  16. hambone

    hambone Well-Known Member

    Perca, your right about big walleyes tasting good, as long as you get down to just white meat it's the same as a small one, nice mount on the walleye.
  17. < Just get the body out and then soak a heavy soapy solution, before cleaning the skin for mounting.

    Doug dont know if I would have eaten those fish but you are alive. I have seen bacteria continue to work int he guts of fish for years.
  18. FishArt

    FishArt Well-Known Member

    When it comes to care instructions for potential customers, the best way is not always the best IMO. This is because in a pinch people may not have all the materials needed to wrap their fish the way some have proposed here. Personally, I think saran wrap over the entire fish, then a wet towel into a garbage bag is best for both taxi-ing or molding. Which brings up my next point - it sounds like the postee is performing traditional taxidermy? In which case, who gives a rats-behind if a towel leaves marks? I have only had one fish fatty enough (Lake Michigan Lake trout) where it was impacted with small marks on the mandible from the towel that was fixed in 30 seconds with some Apoxie Sculpt after molding the head. Other than that, the only other marks I have seen on fish was from Vacuum Sealing. And those were far worse than the towel. I like to K.I.S.S. because ideal methods rarely happen with customers. Most potential customers can find an old towel or t-shirt, garbage bag and tape. Start adding in borax and saran wrap or any other methods where it isn't simple and you're wasting your time AND actually creating confusion amongst your potential customers. Personally, I'm happy if a customer got their fish cold/frozen quickly and didn't let it flop around - I'll take that any day of the week!

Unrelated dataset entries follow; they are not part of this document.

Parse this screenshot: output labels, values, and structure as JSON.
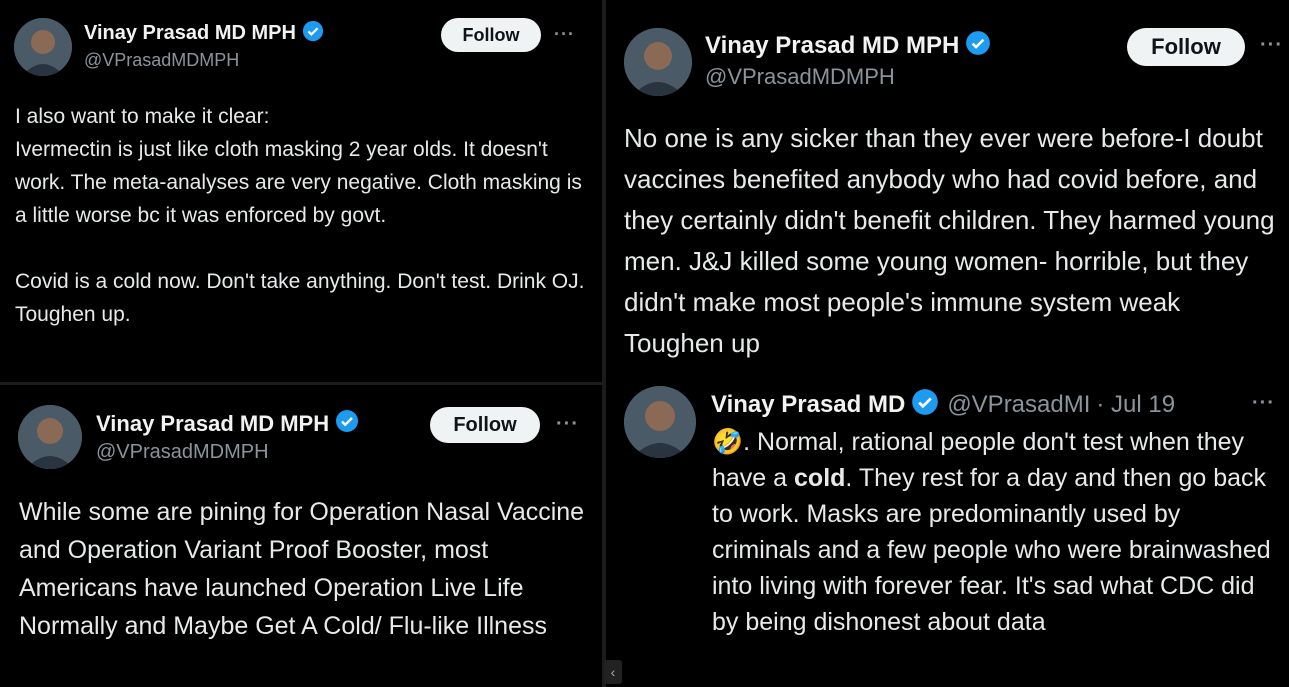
{
  "colors": {
    "background": "#000000",
    "verified": "#1d9bf0",
    "follow_bg": "#eff3f4",
    "muted": "#8b949b"
  },
  "tweet1": {
    "name": "Vinay Prasad MD MPH",
    "handle": "@VPrasadMDMPH",
    "follow_label": "Follow",
    "more": "···",
    "text": "I also want to make it clear:\nIvermectin is just like cloth masking 2 year olds. It doesn't work. The meta-analyses are very negative.  Cloth masking is a little worse bc it was enforced by govt.\n\nCovid is a cold now. Don't take anything. Don't test.  Drink OJ. Toughen up."
  },
  "tweet2": {
    "name": "Vinay Prasad MD MPH",
    "handle": "@VPrasadMDMPH",
    "follow_label": "Follow",
    "more": "···",
    "text": "While some are pining for Operation Nasal Vaccine and Operation Variant Proof Booster, most Americans have launched Operation Live Life Normally and Maybe Get A Cold/ Flu-like Illness"
  },
  "tweet3": {
    "name": "Vinay Prasad MD MPH",
    "handle": "@VPrasadMDMPH",
    "follow_label": "Follow",
    "more": "···",
    "text": "No one is any sicker than they ever were before-I doubt vaccines benefited anybody who had covid before, and they certainly didn't benefit children. They harmed young men. J&J killed some young women- horrible, but they didn't make most people's immune system weak Toughen up"
  },
  "tweet4": {
    "name": "Vinay Prasad MD",
    "handle": "@VPrasadMI",
    "date": "· Jul 19",
    "more": "···",
    "emoji": "🤣",
    "text_before_bold": ". Normal, rational people don't test when they have a ",
    "bold_word": "cold",
    "text_after_bold": ". They rest for a day and then go back to work.  Masks are predominantly used by criminals and a few people who were brainwashed into living with forever fear.  It's sad what CDC did by being dishonest about data"
  },
  "scroll_icon": "‹"
}
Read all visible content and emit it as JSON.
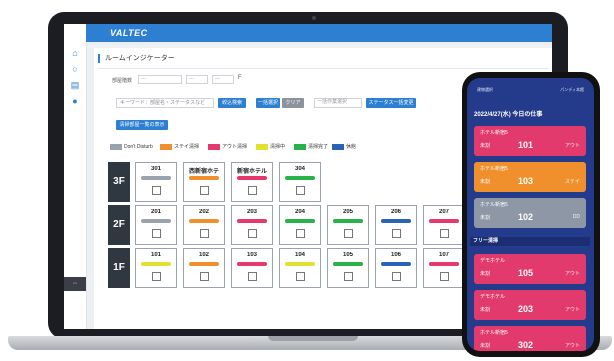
{
  "app": {
    "logo": "VALTEC",
    "page_title": "ルームインジケーター"
  },
  "filters": {
    "building_label": "部屋階数",
    "select_placeholder": "---",
    "floor_suffix": "F",
    "search_placeholder": "キーワード：部屋名・ステータスなど",
    "search_button": "絞込検索",
    "bulk_select": "一括選択",
    "clear": "クリア",
    "action_select": "一括作業選択",
    "status_update": "ステータス一括変更",
    "checked_list": "清掃部屋一覧の表示"
  },
  "colors": {
    "gray": "#9aa3ad",
    "orange": "#f0902d",
    "pink": "#e5396e",
    "yellow": "#e2e132",
    "green": "#29b24a",
    "blue": "#2a63b6"
  },
  "legend": [
    {
      "label": "Don't Disturb",
      "color": "gray"
    },
    {
      "label": "ステイ清掃",
      "color": "orange"
    },
    {
      "label": "アウト清掃",
      "color": "pink"
    },
    {
      "label": "清掃中",
      "color": "yellow"
    },
    {
      "label": "清掃完了",
      "color": "green"
    },
    {
      "label": "休館",
      "color": "blue"
    }
  ],
  "floors": [
    {
      "label": "3F",
      "rooms": [
        {
          "name": "301",
          "color": "gray"
        },
        {
          "name": "西新宿ホテ",
          "color": "orange"
        },
        {
          "name": "新宿ホテル",
          "color": "pink"
        },
        {
          "name": "304",
          "color": "green"
        }
      ]
    },
    {
      "label": "2F",
      "rooms": [
        {
          "name": "201",
          "color": "gray"
        },
        {
          "name": "202",
          "color": "orange"
        },
        {
          "name": "203",
          "color": "pink"
        },
        {
          "name": "204",
          "color": "green"
        },
        {
          "name": "205",
          "color": "green"
        },
        {
          "name": "206",
          "color": "blue"
        },
        {
          "name": "207",
          "color": "pink"
        }
      ]
    },
    {
      "label": "1F",
      "rooms": [
        {
          "name": "101",
          "color": "yellow"
        },
        {
          "name": "102",
          "color": "orange"
        },
        {
          "name": "103",
          "color": "pink"
        },
        {
          "name": "104",
          "color": "yellow"
        },
        {
          "name": "105",
          "color": "green"
        },
        {
          "name": "106",
          "color": "blue"
        },
        {
          "name": "107",
          "color": "pink"
        }
      ]
    }
  ],
  "phone": {
    "status_left": "建物選択",
    "status_right": "パンディ本館",
    "date_heading": "2022/4/27(水) 今日の仕事",
    "free_section": "フリー清掃",
    "cards_top": [
      {
        "hotel": "ホテル新宿5",
        "status": "未割",
        "room": "101",
        "type": "アウト",
        "color": "#e23a6c"
      },
      {
        "hotel": "ホテル新宿5",
        "status": "未割",
        "room": "103",
        "type": "ステイ",
        "color": "#f0902d"
      },
      {
        "hotel": "ホテル新宿5",
        "status": "未割",
        "room": "102",
        "type": "DD",
        "color": "#8e97a5"
      }
    ],
    "cards_bottom": [
      {
        "hotel": "デモホテル",
        "status": "未割",
        "room": "105",
        "type": "アウト",
        "color": "#e23a6c"
      },
      {
        "hotel": "デモホテル",
        "status": "未割",
        "room": "203",
        "type": "アウト",
        "color": "#e23a6c"
      },
      {
        "hotel": "ホテル新宿5",
        "status": "未割",
        "room": "302",
        "type": "アウト",
        "color": "#e23a6c"
      }
    ]
  }
}
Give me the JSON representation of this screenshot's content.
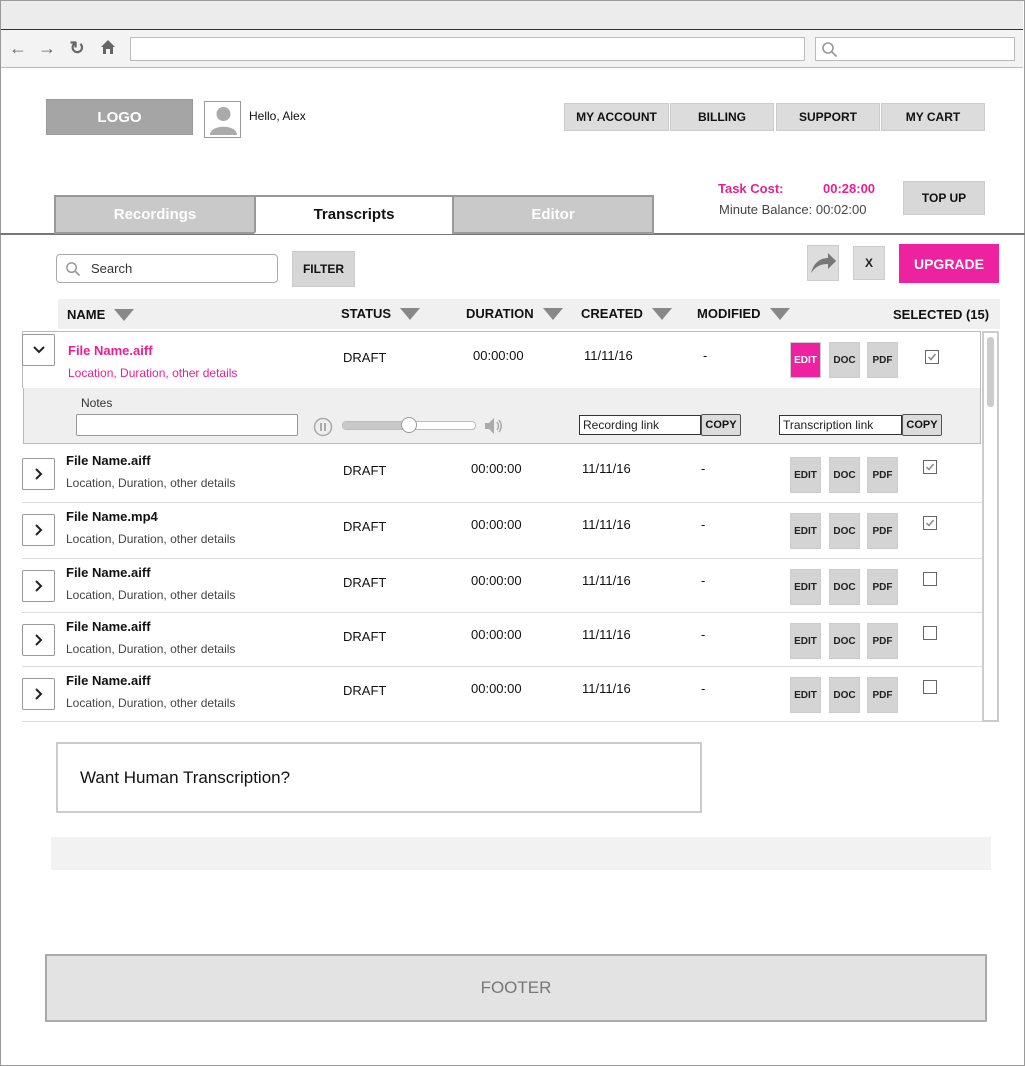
{
  "browser": {
    "url": "",
    "search_placeholder": ""
  },
  "header": {
    "logo": "LOGO",
    "greeting": "Hello, Alex",
    "nav": [
      "MY ACCOUNT",
      "BILLING",
      "SUPPORT",
      "MY CART"
    ],
    "task_cost_label": "Task Cost:",
    "task_cost_value": "00:28:00",
    "minute_balance": "Minute Balance: 00:02:00",
    "top_up": "TOP UP"
  },
  "tabs": [
    {
      "label": "Recordings",
      "active": false
    },
    {
      "label": "Transcripts",
      "active": true
    },
    {
      "label": "Editor",
      "active": false
    }
  ],
  "toolbar": {
    "search_placeholder": "Search",
    "filter": "FILTER",
    "close": "X",
    "upgrade": "UPGRADE"
  },
  "table": {
    "columns": {
      "name": "NAME",
      "status": "STATUS",
      "duration": "DURATION",
      "created": "CREATED",
      "modified": "MODIFIED",
      "selected": "SELECTED (15)"
    },
    "actions": {
      "edit": "EDIT",
      "doc": "DOC",
      "pdf": "PDF"
    },
    "rows": [
      {
        "name": "File Name.aiff",
        "details": "Location, Duration, other details",
        "status": "DRAFT",
        "duration": "00:00:00",
        "created": "11/11/16",
        "modified": "-",
        "checked": true,
        "expanded": true
      },
      {
        "name": "File Name.aiff",
        "details": "Location, Duration, other details",
        "status": "DRAFT",
        "duration": "00:00:00",
        "created": "11/11/16",
        "modified": "-",
        "checked": true,
        "expanded": false
      },
      {
        "name": "File Name.mp4",
        "details": "Location, Duration, other details",
        "status": "DRAFT",
        "duration": "00:00:00",
        "created": "11/11/16",
        "modified": "-",
        "checked": true,
        "expanded": false
      },
      {
        "name": "File Name.aiff",
        "details": "Location, Duration, other details",
        "status": "DRAFT",
        "duration": "00:00:00",
        "created": "11/11/16",
        "modified": "-",
        "checked": false,
        "expanded": false
      },
      {
        "name": "File Name.aiff",
        "details": "Location, Duration, other details",
        "status": "DRAFT",
        "duration": "00:00:00",
        "created": "11/11/16",
        "modified": "-",
        "checked": false,
        "expanded": false
      },
      {
        "name": "File Name.aiff",
        "details": "Location, Duration, other details",
        "status": "DRAFT",
        "duration": "00:00:00",
        "created": "11/11/16",
        "modified": "-",
        "checked": false,
        "expanded": false
      }
    ],
    "expanded_panel": {
      "notes_label": "Notes",
      "notes_value": "",
      "playback_progress": 0.5,
      "recording_link": "Recording link",
      "transcription_link": "Transcription link",
      "copy": "COPY"
    }
  },
  "promo": "Want Human Transcription?",
  "footer": "FOOTER",
  "colors": {
    "accent": "#ee22a0",
    "button_gray": "#d4d4d4",
    "tab_inactive": "#c9c9c9"
  },
  "icons": [
    "back-icon",
    "forward-icon",
    "reload-icon",
    "home-icon",
    "search-icon",
    "user-avatar-icon",
    "share-icon",
    "chevron-down-icon",
    "chevron-right-icon",
    "pause-icon",
    "speaker-icon",
    "checkbox-icon"
  ]
}
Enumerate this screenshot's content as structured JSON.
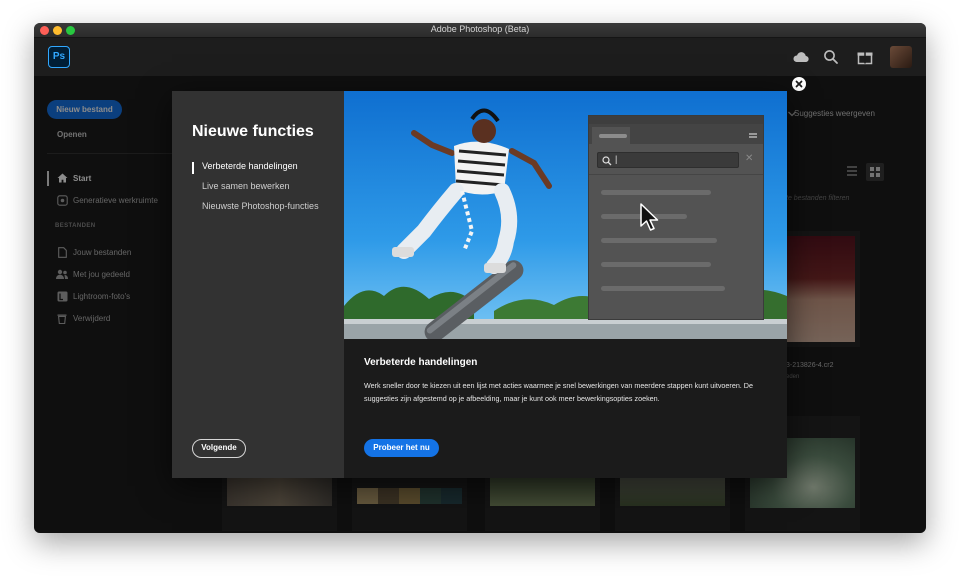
{
  "window": {
    "title": "Adobe Photoshop (Beta)"
  },
  "appbar": {
    "logo": "Ps",
    "icons": [
      "cloud-icon",
      "search-icon",
      "gift-icon"
    ]
  },
  "sidebar": {
    "new_file": "Nieuw bestand",
    "open": "Openen",
    "items": [
      {
        "label": "Start",
        "icon": "home-icon",
        "active": true
      },
      {
        "label": "Generatieve werkruimte",
        "icon": "generative-icon"
      }
    ],
    "section_label": "BESTANDEN",
    "file_items": [
      {
        "label": "Jouw bestanden",
        "icon": "file-icon"
      },
      {
        "label": "Met jou gedeeld",
        "icon": "shared-icon"
      },
      {
        "label": "Lightroom-foto's",
        "icon": "lightroom-icon"
      },
      {
        "label": "Verwijderd",
        "icon": "trash-icon"
      }
    ]
  },
  "background": {
    "suggestions": "Suggesties weergeven",
    "filter_placeholder": "te bestanden filteren",
    "file_name": "3-213826-4.cr2",
    "file_meta": "eden"
  },
  "modal": {
    "title": "Nieuwe functies",
    "features": [
      "Verbeterde handelingen",
      "Live samen bewerken",
      "Nieuwste Photoshop-functies"
    ],
    "active_feature": 0,
    "next_button": "Volgende",
    "body_heading": "Verbeterde handelingen",
    "body_text": "Werk sneller door te kiezen uit een lijst met acties waarmee je snel bewerkingen van meerdere stappen kunt uitvoeren. De suggesties zijn afgestemd op je afbeelding, maar je kunt ook meer bewerkingsopties zoeken.",
    "try_button": "Probeer het nu",
    "panel_search_value": "|"
  },
  "colors": {
    "accent_blue": "#1473e6",
    "window_bg": "#1d1d1d",
    "modal_left_bg": "#323232",
    "sky_blue": "#1d8fe0"
  }
}
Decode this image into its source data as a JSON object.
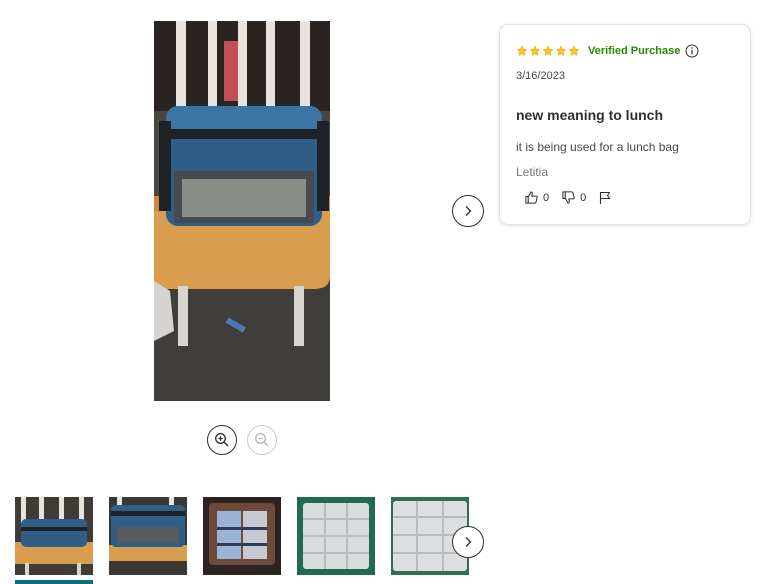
{
  "review": {
    "rating": 5,
    "max_rating": 5,
    "verified_label": "Verified Purchase",
    "date": "3/16/2023",
    "title": "new meaning to lunch",
    "body": "it is being used for a lunch bag",
    "author": "Letitia",
    "helpful_count": "0",
    "unhelpful_count": "0"
  },
  "media": {
    "main_image_alt": "blue tackle bag on wooden chair",
    "thumbnails": [
      {
        "alt": "bag on chair front view"
      },
      {
        "alt": "bag on chair angle view"
      },
      {
        "alt": "bag interior with boxes"
      },
      {
        "alt": "clear tackle box"
      },
      {
        "alt": "clear tackle box open"
      }
    ]
  },
  "icons": {
    "zoom_in": "zoom-in-icon",
    "zoom_out": "zoom-out-icon",
    "next": "chevron-right-icon",
    "thumbs_up": "thumbs-up-icon",
    "thumbs_down": "thumbs-down-icon",
    "flag": "flag-icon",
    "info": "info-icon",
    "star": "star-icon"
  },
  "colors": {
    "verified": "#2a8703",
    "star": "#ffc220",
    "text": "#2e2f32",
    "thumb_selected": "#0b6e7a"
  }
}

    As far as this fish being salvageable? The fact of the matter is you won't know until you dive into it. The EASIEST crappie I ever did was badly freezer burned. The meat peeled away easily. Scales were embedded. I literally skinned it out and had it in my degreaser in a half an hour! On the flipside, the worst Crappie I ever had was also badly freezer burned. You NEVER KNOW for certain how the fish was handled before it made it into a freezer unles you caught it yourself. And I personally think that early phase impacts the fish more than being in a (chest) freezer with any of the proposed "best" methods of freezing. ANY of these methods work fine they are just preferential depending on ones needs (Frank molds a lot so it stands to reason he doesn't want a towel on there). JMO...